6. Quality assurance (QA) testing
Speaking of support coverage, even if you put the site through extensive QA testing during development, if content was added or things changed, there is always the possibility the update broke something. Have team members available at launch who can poke around and try and break things on the site. Test it on different browsers and platforms (mobile, laptop, desktop, Mac, PC, and so on).
Pro tip: You can use tools such as BrowserStack to help you test in many environments/browsers quickly.
7. Crawl site for broken links
As mentioned in the redirects section, Xenu for PC or Screaming Frog for Mac are two great tools for performing a site crawl and looking for broken links. Any bad links that you find after launch you will want to plug in a redirect to an appropriate page.
8. Set up Google Search Console
Post-launch, this will be one of the first things you do (after inputting all your redirects, of course). Google Search Console was formerly known as Google Webmaster Tools. It’s a great tool to get reporting on issues that Google is having with your site, keyword research, and broken links. You will want to immediately submit your sitemap.xml file to Google so that it can start crawling and indexing your new site. You will also be monitoring Search Console in the upcoming days/weeks to get broken links from Google so that you can do any additional URL mappings to keep things clean. Bing also has webmaster tools that can be useful but are, by no means, as important to set up and monitor as Google.
Pro tip: Google Search Console sees https://www.yoursite.com and http://www.yoursite.com as two separate sites. Earlier we instructed you to set up SSL, so you will definitely want to also set up https version in Google Search Console.
9. Do marketing!
Now that you are live and excited how smoothly everything went, you are hopefully happy enough to shout it from the mountain top and let everyone know that you have a new website! Besides all the traffic this promotion can generate, it also generates extra buzz across the web to help tell Google and other search engines to do some extra crawling and discovery on your new site. All our other steps will obviously help, but this is an additional signal.

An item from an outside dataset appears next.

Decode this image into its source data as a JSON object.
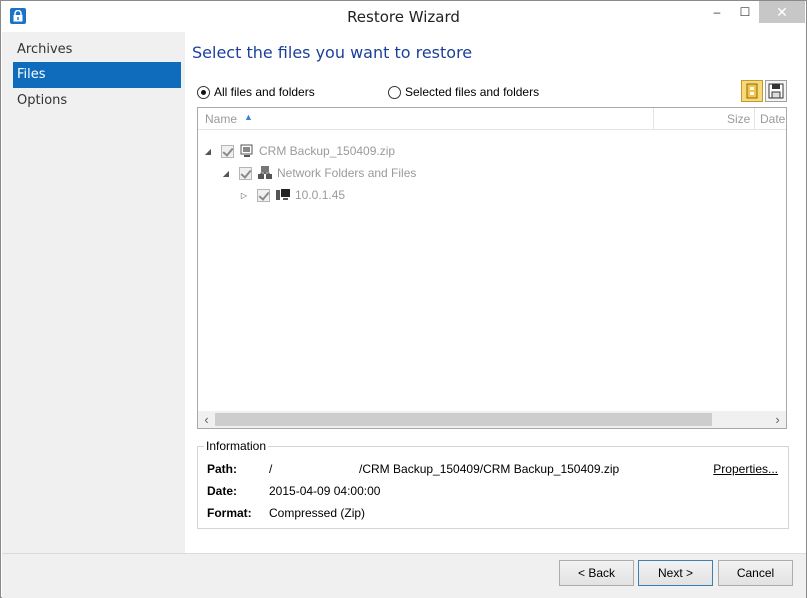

Congratulations, you know have the knowledge to successfully launch your new website! As a final note, it’s almost certain that you will see a drop from organic traffic right after launch day. Many of the steps in this post can smooth through this and help search engines know and figure out what happened as soon as possible so all that traffic will come back quickly. It’s not uncommon for this drop to last for a few days to a few weeks, but assuming you built a better site than the one you had before, it will all be worthwhile in the long run!